*EXERCISE INSTRUCTIONS*.
The answer must be every record below, reproduced exactly.

*MATERIAL PROVIDED*.
****

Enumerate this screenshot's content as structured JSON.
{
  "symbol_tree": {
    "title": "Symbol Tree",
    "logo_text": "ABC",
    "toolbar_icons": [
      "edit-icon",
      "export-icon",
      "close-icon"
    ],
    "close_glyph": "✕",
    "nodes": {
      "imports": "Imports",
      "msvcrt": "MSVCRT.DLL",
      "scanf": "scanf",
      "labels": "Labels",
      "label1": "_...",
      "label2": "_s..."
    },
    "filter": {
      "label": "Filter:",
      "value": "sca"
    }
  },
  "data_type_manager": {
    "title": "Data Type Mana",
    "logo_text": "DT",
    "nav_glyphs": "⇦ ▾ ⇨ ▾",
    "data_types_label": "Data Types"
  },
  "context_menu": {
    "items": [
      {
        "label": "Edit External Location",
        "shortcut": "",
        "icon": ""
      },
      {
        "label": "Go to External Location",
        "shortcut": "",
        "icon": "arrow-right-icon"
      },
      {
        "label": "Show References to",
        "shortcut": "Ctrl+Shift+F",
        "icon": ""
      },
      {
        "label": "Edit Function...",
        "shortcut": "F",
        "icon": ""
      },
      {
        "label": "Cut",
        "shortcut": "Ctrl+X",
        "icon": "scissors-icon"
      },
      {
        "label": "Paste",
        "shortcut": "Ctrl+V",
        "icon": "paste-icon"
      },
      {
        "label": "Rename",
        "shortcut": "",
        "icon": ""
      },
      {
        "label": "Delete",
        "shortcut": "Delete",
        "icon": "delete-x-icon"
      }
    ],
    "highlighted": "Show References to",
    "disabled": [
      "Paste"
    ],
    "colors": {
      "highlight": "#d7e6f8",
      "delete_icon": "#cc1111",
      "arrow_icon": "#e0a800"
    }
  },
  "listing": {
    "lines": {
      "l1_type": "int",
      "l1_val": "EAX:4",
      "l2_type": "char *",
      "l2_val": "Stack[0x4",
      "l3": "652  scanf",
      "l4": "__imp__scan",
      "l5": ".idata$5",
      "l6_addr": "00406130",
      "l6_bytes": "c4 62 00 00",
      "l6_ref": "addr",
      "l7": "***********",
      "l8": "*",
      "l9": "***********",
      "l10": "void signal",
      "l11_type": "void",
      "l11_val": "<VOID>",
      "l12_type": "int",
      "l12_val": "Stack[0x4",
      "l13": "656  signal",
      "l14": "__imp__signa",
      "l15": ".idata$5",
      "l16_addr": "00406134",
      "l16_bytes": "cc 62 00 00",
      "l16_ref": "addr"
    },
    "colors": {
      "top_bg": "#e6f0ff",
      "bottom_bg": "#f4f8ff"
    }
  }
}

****

*ANSWER AREA*.
Enumerate this screenshot's content as structured JSON.
{
  "symbol_tree": {
    "title": "Symbol Tree",
    "logo_text": "ABC",
    "toolbar_icons": [
      "edit-icon",
      "export-icon",
      "close-icon"
    ],
    "close_glyph": "✕",
    "nodes": {
      "imports": "Imports",
      "msvcrt": "MSVCRT.DLL",
      "scanf": "scanf",
      "labels": "Labels",
      "label1": "_...",
      "label2": "_s..."
    },
    "filter": {
      "label": "Filter:",
      "value": "sca"
    }
  },
  "data_type_manager": {
    "title": "Data Type Mana",
    "logo_text": "DT",
    "nav_glyphs": "⇦ ▾ ⇨ ▾",
    "data_types_label": "Data Types"
  },
  "context_menu": {
    "items": [
      {
        "label": "Edit External Location",
        "shortcut": "",
        "icon": ""
      },
      {
        "label": "Go to External Location",
        "shortcut": "",
        "icon": "arrow-right-icon"
      },
      {
        "label": "Show References to",
        "shortcut": "Ctrl+Shift+F",
        "icon": ""
      },
      {
        "label": "Edit Function...",
        "shortcut": "F",
        "icon": ""
      },
      {
        "label": "Cut",
        "shortcut": "Ctrl+X",
        "icon": "scissors-icon"
      },
      {
        "label": "Paste",
        "shortcut": "Ctrl+V",
        "icon": "paste-icon"
      },
      {
        "label": "Rename",
        "shortcut": "",
        "icon": ""
      },
      {
        "label": "Delete",
        "shortcut": "Delete",
        "icon": "delete-x-icon"
      }
    ],
    "highlighted": "Show References to",
    "disabled": [
      "Paste"
    ],
    "colors": {
      "highlight": "#d7e6f8",
      "delete_icon": "#cc1111",
      "arrow_icon": "#e0a800"
    }
  },
  "listing": {
    "lines": {
      "l1_type": "int",
      "l1_val": "EAX:4",
      "l2_type": "char *",
      "l2_val": "Stack[0x4",
      "l3": "652  scanf",
      "l4": "__imp__scan",
      "l5": ".idata$5",
      "l6_addr": "00406130",
      "l6_bytes": "c4 62 00 00",
      "l6_ref": "addr",
      "l7": "***********",
      "l8": "*",
      "l9": "***********",
      "l10": "void signal",
      "l11_type": "void",
      "l11_val": "<VOID>",
      "l12_type": "int",
      "l12_val": "Stack[0x4",
      "l13": "656  signal",
      "l14": "__imp__signa",
      "l15": ".idata$5",
      "l16_addr": "00406134",
      "l16_bytes": "cc 62 00 00",
      "l16_ref": "addr"
    },
    "colors": {
      "top_bg": "#e6f0ff",
      "bottom_bg": "#f4f8ff"
    }
  }
}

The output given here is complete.